Data records
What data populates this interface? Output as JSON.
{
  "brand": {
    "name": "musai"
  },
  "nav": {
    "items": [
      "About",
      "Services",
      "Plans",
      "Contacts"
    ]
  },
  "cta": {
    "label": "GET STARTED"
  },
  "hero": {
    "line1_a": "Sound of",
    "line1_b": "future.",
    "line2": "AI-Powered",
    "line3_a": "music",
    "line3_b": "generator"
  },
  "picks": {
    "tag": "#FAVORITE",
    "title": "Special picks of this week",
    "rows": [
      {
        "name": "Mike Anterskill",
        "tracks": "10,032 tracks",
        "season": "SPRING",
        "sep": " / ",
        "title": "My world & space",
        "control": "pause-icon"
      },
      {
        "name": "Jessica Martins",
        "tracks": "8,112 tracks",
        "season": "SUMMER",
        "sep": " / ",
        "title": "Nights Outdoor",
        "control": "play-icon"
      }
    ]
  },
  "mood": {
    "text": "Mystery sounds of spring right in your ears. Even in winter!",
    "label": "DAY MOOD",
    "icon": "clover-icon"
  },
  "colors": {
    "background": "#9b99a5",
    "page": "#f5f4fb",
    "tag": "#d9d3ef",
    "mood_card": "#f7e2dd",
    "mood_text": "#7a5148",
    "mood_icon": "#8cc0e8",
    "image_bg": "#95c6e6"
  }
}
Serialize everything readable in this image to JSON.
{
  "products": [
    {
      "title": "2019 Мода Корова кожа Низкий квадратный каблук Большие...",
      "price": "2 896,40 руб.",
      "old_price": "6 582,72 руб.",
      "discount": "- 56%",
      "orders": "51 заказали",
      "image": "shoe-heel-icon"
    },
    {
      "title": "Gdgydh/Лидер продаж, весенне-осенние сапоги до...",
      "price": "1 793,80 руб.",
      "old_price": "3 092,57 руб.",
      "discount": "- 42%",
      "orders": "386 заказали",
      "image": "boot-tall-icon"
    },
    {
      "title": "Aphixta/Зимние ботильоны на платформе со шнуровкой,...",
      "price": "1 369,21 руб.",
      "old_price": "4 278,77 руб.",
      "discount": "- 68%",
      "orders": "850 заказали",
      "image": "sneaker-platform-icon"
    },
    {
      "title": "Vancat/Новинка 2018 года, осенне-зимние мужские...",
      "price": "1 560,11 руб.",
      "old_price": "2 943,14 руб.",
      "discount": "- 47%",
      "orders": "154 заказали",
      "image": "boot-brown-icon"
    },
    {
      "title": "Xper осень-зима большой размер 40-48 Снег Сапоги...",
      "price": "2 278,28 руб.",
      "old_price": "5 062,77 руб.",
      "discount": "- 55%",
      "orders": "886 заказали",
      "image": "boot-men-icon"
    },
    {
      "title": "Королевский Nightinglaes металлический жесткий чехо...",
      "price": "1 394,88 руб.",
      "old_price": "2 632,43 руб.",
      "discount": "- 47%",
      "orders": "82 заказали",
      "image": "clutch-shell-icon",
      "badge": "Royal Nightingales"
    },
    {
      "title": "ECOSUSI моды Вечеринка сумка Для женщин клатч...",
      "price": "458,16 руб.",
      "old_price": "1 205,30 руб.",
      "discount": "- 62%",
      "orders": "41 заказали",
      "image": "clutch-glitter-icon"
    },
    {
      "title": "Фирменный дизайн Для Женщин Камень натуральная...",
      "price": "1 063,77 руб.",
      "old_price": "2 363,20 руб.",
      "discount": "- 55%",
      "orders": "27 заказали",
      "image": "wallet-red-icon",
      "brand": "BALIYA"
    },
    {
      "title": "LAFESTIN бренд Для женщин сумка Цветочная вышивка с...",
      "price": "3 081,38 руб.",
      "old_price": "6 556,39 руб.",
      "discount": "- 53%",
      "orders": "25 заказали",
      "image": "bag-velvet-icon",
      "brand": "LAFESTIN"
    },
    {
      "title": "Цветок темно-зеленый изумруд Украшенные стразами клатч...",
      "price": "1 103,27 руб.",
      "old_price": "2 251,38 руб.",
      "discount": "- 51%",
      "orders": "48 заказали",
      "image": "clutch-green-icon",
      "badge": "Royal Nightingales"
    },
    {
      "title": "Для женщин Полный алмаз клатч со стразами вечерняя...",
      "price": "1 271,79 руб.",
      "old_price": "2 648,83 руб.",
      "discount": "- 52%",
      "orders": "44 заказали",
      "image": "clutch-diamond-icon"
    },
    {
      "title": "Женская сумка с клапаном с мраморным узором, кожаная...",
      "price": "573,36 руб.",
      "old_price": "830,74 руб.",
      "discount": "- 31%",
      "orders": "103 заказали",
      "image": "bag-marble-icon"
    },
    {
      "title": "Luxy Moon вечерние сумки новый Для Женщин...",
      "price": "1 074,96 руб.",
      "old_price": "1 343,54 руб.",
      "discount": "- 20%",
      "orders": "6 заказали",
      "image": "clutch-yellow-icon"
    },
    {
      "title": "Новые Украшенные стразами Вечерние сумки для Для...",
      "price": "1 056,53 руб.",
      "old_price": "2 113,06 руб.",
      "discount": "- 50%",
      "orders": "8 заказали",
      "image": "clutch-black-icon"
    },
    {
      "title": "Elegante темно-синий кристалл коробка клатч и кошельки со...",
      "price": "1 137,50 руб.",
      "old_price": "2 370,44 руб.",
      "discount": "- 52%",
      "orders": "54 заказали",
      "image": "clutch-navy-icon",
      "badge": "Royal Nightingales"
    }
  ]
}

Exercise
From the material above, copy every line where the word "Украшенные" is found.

Your response
      "title": "Цветок темно-зеленый изумруд Украшенные стразами клатч...",
      "title": "Новые Украшенные стразами Вечерние сумки для Для...",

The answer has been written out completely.